Editor’s note: We’ve finally released the output of the first Story Relay. Here, Sue Quirante shares her experience as the first story master. This post explains the process she as well as the rest of the Project Chiron staff went through from producing the story seed to moderating the Relay and polishing the output.
When Project Chiron decided to develop Story Relay, all we had was the tentative idea of bringing chain writing online. The specifics about how we were going to do it were left to me as the first story master. I had to write my own instruction manual. Research on collaborative writing led me to a variety of rules and forms from highly structured renga to loose collections of images, text, and videos of online story challenges.
After some mulling and discussion with the Project Chiron team, we decided to do Story Relay on Facebook because it allowed the story master to post comments for keeping the relay on track. We also decided that the best course was to wing it and form rules as the need arose. This decision was motivated by fear, that too many restrictions would kill creativity, and also by our willingness to observe, learn and tweak our process to meet the needs of our intended audience.
I focused instead on creating the seed, what we call the first string of words collaborating writers have to develop into a narrative. Above all, I needed to write seeds that would interest people to join the relay so I went for writing something relatable, something in accord with the mood of the season. I wrote the first drafts toward the end of October and so came up with dark scenarios that hinted at potential horror. The team volleyed the seeds back and forth, revising and improving my suggestions. Well, the end of that was December happened and the seeds became inappropriate. (Editor’s note: We released this seed as a writing prompt instead.)
Back to the drawing board, I wanted to push the December release, afraid that if we don’t ship by 2012, our enthusiasm for Story Relay was going to languish, followed by eventual demise. So I got busy in my head, more than willing to follow any promising thought down every alley and corner it chose to tread.
Meanwhile, the world around me decked itself out in wreaths, ribbons, glittering foil and iridescent lights in a display of Christmas splendour. At the same time, the destitute became more visible in the streets, out to take advantage of the season of gift giving, when people were inclined to loosen their purse strings.

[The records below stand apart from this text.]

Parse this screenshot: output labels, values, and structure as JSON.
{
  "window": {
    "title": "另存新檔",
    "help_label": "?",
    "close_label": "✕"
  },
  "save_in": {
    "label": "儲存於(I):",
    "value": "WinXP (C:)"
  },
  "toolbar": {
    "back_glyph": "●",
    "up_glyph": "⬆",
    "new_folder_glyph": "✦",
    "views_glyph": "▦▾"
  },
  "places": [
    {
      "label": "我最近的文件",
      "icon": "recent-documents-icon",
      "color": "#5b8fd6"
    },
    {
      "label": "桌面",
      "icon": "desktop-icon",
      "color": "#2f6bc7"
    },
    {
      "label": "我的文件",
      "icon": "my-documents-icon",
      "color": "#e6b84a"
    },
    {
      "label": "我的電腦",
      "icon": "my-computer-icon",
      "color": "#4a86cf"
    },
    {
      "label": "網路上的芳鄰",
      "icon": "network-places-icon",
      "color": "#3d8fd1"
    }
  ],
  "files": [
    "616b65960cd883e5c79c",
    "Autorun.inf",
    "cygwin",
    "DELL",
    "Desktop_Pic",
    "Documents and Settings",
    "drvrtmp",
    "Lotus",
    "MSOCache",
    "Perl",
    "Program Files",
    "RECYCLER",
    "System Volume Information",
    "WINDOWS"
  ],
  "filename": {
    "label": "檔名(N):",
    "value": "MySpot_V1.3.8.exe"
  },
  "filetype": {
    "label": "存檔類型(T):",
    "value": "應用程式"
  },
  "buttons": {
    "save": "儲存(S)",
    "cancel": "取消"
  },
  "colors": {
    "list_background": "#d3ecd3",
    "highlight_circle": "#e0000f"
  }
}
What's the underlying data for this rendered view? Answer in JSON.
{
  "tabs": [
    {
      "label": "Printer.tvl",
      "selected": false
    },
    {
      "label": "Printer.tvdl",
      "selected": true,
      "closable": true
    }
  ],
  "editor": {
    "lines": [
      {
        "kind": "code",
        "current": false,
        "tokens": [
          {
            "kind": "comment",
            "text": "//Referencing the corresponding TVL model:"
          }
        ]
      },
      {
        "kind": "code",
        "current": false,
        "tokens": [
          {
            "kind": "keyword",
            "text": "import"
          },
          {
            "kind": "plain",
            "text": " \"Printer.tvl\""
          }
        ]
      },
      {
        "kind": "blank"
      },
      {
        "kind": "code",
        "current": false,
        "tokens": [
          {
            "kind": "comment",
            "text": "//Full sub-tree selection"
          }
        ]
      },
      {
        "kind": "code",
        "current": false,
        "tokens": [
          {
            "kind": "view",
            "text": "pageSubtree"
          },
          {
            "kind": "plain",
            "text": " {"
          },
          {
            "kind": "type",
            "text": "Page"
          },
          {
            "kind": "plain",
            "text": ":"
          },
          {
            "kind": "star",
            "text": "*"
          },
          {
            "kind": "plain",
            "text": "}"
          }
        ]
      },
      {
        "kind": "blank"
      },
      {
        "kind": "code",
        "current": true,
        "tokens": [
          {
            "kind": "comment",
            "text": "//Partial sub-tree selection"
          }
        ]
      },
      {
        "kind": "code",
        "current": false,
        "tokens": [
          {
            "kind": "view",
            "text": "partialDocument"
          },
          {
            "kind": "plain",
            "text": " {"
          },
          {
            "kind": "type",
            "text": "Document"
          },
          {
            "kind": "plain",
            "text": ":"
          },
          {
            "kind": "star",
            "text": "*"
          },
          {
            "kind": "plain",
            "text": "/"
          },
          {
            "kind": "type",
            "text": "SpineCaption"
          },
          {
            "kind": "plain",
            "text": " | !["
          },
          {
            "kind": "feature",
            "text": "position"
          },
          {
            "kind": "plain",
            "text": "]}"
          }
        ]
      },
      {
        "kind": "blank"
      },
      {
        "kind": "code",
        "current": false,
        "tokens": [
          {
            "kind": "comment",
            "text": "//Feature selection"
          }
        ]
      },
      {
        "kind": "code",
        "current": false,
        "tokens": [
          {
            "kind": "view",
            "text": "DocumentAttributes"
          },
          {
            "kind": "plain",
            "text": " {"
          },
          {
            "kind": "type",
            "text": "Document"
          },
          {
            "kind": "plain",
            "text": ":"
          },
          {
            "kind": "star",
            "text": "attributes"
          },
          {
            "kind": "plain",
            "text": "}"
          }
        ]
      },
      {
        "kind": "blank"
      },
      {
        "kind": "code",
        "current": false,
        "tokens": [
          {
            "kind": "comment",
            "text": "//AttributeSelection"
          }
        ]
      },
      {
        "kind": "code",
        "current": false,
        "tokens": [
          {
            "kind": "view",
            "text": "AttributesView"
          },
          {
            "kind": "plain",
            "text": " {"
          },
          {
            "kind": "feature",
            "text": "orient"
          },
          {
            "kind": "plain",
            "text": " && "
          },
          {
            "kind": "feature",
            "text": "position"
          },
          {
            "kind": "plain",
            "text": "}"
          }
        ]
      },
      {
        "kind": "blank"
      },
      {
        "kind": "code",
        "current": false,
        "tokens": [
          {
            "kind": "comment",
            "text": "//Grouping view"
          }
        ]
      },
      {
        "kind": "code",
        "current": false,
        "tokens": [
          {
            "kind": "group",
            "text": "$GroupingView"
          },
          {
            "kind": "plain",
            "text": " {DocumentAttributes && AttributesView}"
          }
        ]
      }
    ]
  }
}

On my way to and from work, I saw stooped grandmothers meeting crowds with hands outstretched for alms, blind men on their knees beside their beggar bowls, and children boarding jeeps, pressing their envelopes to our palms, or laps, or bags in entreaty for a charitable coin. This was the atmosphere of December where the celebration and gaiety only served to heighten the contrast between abundance and poverty. I took this atmosphere with me into drafting what eventually became the seed for Story Relay #1.
Personal experience presented me with a setting for the clash between the comforts of middle class wealth and everyday poverty. As a frequenter of food joints partial to glass windows, I remembered the many times I had been stared at by a hungry street child and the attendant guilt that soured the taste of whatever food was in my mouth. The minute the scenario popped into my head, I knew I had my seed. I hoped it would strike a resonant chord with our restaurant-going generation and start a discussion about how to respond to poverty and what to do with guilt. I wanted to see how others would resolve this conflict that also bothered me. Indirectly, I was injecting my personal politics into the relay and involving participating writers in an ongoing discussion with myself about the value of writing and its potential to engender change.
Change or not, the marvel of collaborative writing unwrapped itself as friends and strangers alike took up the pen and grew the seed with their words into a running tale. I saw our motley little group bring their strength and style to the collaboration, infusing the tale with dialogue, keen attention to detail, brooding introspection and even the flair for thrilling action.
In only a few strokes, the sketch of characters that I began had been marked with their flaws and inked with their virtues. But the conflict that I dared everyone to solve with a sumptuous leg of ham as bait did not yield so easily. The writers took the first character, Anthony, through a rollercoaster of feelings from the depth of pity to the flare of anger, and back down again to the gut-wrenching tug of guilt.
There was that moment fraught with tension when I thought Anthony would succumb to Brandon’s evasive and exonerating rationalization. It was a crossroads, and though I had raised the conflict, I had no clue which road would be taken. I only hoped the writers would not forget the hungry child. And they did not. Anthony who was capable embraced this child, and the relay ends with an unconventional family.
Change or not, it brings me some measure of comfort that Anthony, Brandon, and Aaban may symbolize who we want to be. But I could be overreading the text. It is after all just a story. I wonder what the readers and writers think, was this story relay a moment of faith in humanity restored?
Sue Quirante creates content for Project Chiron and sometimes edits for a local textbook company. She likes ham and cats. As the first story master for Story Relay, Sue had to juggle deadlines, prepare for surprises and work around limitations. We’ve been toying with the idea of having the Relay since we began Project Chiron, but we were only able to finally launch due to Sue’s passion for the concept and her dedication to promoting the Relay. Congratulations to Sue and our contributors for a successful run!
Till the next Relay!